◆ **Task objective**: Extract each line holding the word "adebayo" from the entries.

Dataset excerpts
▽
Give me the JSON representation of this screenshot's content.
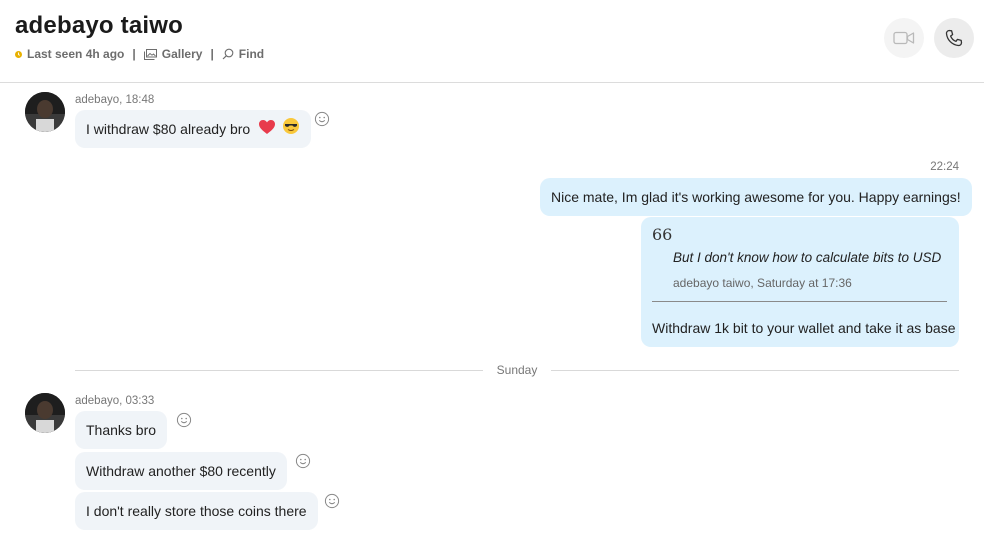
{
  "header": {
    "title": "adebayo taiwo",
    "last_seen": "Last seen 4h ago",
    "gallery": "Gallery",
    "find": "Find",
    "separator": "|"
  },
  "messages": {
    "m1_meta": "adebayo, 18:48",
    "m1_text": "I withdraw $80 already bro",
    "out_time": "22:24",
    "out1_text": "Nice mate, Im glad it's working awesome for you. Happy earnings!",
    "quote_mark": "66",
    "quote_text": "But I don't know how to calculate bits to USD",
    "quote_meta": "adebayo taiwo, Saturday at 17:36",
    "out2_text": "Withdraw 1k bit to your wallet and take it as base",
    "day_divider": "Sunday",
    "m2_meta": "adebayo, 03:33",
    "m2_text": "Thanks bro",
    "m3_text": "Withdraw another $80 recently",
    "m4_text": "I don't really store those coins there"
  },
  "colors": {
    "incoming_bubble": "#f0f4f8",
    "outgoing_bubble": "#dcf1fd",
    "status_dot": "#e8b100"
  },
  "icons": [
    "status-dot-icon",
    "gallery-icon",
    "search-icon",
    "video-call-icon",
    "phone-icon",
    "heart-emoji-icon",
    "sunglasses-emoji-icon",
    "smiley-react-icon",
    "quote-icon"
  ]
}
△
◆ **Reply**:
    "title": "adebayo taiwo",
    "m1_meta": "adebayo, 18:48",
    "quote_meta": "adebayo taiwo, Saturday at 17:36",
    "m2_meta": "adebayo, 03:33",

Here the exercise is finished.